I was raised by two very different parents. My mother is a woman of great faith. My father is a man of great intelligence. I don't mean to say those two can never mix, because my mother is also very intelligent and my father does have faith, just not in the things of religion. If nothing else, he has faith in my sister and myself. However, in their lives, it is clear that my mother's priority is faith and my father's is intelligence. These dual treasures are the tributaries that feed into me. My life is spent trying to balance the two.
I have told you before, I am a skeptic.
I have also told you how, in Israel, I was often bothered by churches built in holy places we were visiting. My entire experience at the Church of the Nativity was wrecked by a combination of my skepticism and my empath-tendencies (people all around me were tired and frustrated and that fed my own confusion). So, as we paused for lunch, just past the fourth station on the Via Dolorosa, I started trying to process the end of the journey.
We were making our way to Calvary.

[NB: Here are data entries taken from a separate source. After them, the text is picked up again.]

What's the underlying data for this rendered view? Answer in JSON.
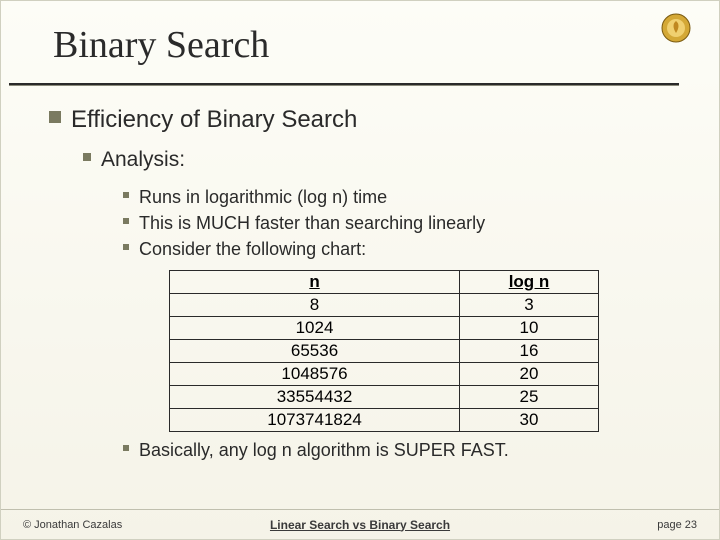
{
  "title": "Binary Search",
  "bullets": {
    "lvl1": "Efficiency of Binary Search",
    "lvl2": "Analysis:",
    "lvl3": [
      "Runs in logarithmic (log n) time",
      "This is MUCH faster than searching linearly",
      "Consider the following chart:"
    ],
    "conclusion": "Basically, any log n algorithm is SUPER FAST."
  },
  "chart_data": {
    "type": "table",
    "columns": [
      "n",
      "log n"
    ],
    "rows": [
      [
        "8",
        "3"
      ],
      [
        "1024",
        "10"
      ],
      [
        "65536",
        "16"
      ],
      [
        "1048576",
        "20"
      ],
      [
        "33554432",
        "25"
      ],
      [
        "1073741824",
        "30"
      ]
    ]
  },
  "footer": {
    "copyright": "© Jonathan Cazalas",
    "center": "Linear Search vs Binary Search",
    "page": "page 23"
  }
}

I knew, from reading my little pamphlet and from all of our previous stops, I was going to find myself inside another church. There would be no tall hill overlooking Jerusalem where I could stand and see Mary sobbing and Jesus dying. The pictures in my head would not be realized in the Church of the Holy Sepulchre. Impossible. It has been 2000 years. No sooner had Jesus ascended than his followers were probably marking holy sites and worshiping at them. Humans have not changed that much in 2000 years, even if the landscape has.
Could the place I was heading be the actual hill on which Jesus died?
Yes, it could.
"Could" is nice and all, but IS IT THE PLACE?
Archaeologists are 95% certain this is the place. That's what our teacher told us. It was the most certainty I was going to get, and I wasn't sure it was enough.
What if I was making my way to a random rock on a random hillside now covered by a ridiculously overblown church?
I could tell my husband was growing frustrated with me, as he had when we left Nativity. He wanted me to relax, to take this as a time to remember, to not think so hard. But I am my father's daughter and I think. It's what I do. I wanted to have this thing all thought out before I arrived, because I didn't want to be rushed past unknowing, as I was in Nativity.
I wanted to understand.
By the time we arrived at Church of the Holy Sepulchre, I had made peace with the idea that I was, again, inside a church instead of standing in nature. I didn't really think I was approaching Calvary. Instead, I set my mind on the Western Wall, where we would be going when we completed the Via Dolorosa. THAT I knew about for sure. The Western Wall is the Western Wall. It's a manmade structure and it always WAS a manmade structure.
So there I was, climbing steep steps that informed me, yes, this is a hill top. I am climbing a hill, just as Jesus climbed a hill. I looked back, worried about Catherine, who is 83 and was already struggling to make this journey through Jerusalem. Was someone helping her up the steps? I couldn't find her in the crowd. I plunged forward, landing in a room covered in tiny tiles. The tiles formed intricate images from the Bible. I tried to make a joke about our new bathroom tile. Could I have that Adam and Eve scene by the tub?
But the joke fell flat in my mouth. I felt heavy. I strained to see the front of the line, where there was a low altar of sorts. This I expected. Many sites required you to kneel under an altar to see the spot marked as holy.
The heavy feeling grew.
We inched closer to the front of the room.
My heart pounded.
Tears sprang to my eyes and I wiped them away. They returned.
I could see Jesus in my mind, his feet near my eye level, nailed to wood.
I could see blood and I could hear Mary crying.
Or was that me?
The closer we got, the heavier my shoulders felt.
When my turn came, I knelt under the altar. There was a round hole, rimmed by metal. I put my hand into the hole, leaned so my arm went in, and felt my fingers splayed across cold granite.
My heart broke.
Quickly, I pulled back and stood up. I left the room, not waiting for Corey to follow. I made it as far as the doorway. I think there was art on the wall, someone looking at something.
I have only felt like that one other time in my life, though that is another blog. Suffice it to say, this was no normal sorrow. My forehead was on the floor. My body was shaking. I could not think anything but this...
"I'm so sorry."
For a moment, I think I held the hammer. I think I placed the nails.
That was around two weeks ago and, if I am honest, I'm not sure I ever got up off that floor. Anytime the world goes quiet and I am alone with myself, I feel the heaviness again, and I think, "I am never leaving Calvary."